* _What the task asks_:
Gather all lines from the material that contain "mailboxes".

* _Supplied records_:
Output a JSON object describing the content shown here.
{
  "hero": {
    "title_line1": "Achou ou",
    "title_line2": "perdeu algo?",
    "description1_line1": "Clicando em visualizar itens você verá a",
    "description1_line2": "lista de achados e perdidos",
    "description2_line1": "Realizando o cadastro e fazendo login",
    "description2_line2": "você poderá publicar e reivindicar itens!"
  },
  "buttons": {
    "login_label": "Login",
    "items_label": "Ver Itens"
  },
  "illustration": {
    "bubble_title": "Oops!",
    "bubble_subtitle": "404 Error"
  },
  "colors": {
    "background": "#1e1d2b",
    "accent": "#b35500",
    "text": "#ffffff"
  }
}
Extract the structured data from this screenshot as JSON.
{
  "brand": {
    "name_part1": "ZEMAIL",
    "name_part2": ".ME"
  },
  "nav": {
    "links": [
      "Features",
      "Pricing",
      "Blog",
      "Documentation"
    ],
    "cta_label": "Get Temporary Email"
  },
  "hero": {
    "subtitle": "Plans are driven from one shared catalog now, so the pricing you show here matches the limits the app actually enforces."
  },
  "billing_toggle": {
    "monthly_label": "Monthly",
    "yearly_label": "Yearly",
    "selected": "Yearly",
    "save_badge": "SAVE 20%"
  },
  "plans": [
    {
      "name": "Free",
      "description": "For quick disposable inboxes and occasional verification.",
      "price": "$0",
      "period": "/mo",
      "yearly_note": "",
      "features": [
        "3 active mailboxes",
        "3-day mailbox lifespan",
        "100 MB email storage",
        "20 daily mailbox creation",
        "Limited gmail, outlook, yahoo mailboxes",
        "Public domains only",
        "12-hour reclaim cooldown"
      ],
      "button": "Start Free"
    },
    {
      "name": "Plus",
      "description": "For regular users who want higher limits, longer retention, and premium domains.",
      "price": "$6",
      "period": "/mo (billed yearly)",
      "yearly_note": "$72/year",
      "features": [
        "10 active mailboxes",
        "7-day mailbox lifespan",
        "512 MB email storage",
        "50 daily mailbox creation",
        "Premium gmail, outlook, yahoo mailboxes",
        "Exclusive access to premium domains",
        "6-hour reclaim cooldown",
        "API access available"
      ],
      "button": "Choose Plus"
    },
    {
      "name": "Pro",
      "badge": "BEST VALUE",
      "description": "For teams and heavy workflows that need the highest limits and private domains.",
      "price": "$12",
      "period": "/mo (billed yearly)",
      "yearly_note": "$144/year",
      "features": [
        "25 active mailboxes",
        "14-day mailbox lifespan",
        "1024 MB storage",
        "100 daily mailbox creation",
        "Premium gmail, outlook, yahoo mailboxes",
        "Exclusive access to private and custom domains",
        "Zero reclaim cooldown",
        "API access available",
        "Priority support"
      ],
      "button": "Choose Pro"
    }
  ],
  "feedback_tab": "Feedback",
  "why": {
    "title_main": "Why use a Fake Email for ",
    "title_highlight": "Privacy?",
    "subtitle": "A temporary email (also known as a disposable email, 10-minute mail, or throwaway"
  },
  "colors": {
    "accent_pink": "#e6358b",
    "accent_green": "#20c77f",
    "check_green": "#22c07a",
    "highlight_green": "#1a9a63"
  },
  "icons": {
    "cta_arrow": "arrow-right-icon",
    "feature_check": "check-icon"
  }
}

* _Finished task_:
        "3 active mailboxes",
        "Limited gmail, outlook, yahoo mailboxes",
        "10 active mailboxes",
        "Premium gmail, outlook, yahoo mailboxes",
        "25 active mailboxes",
        "Premium gmail, outlook, yahoo mailboxes",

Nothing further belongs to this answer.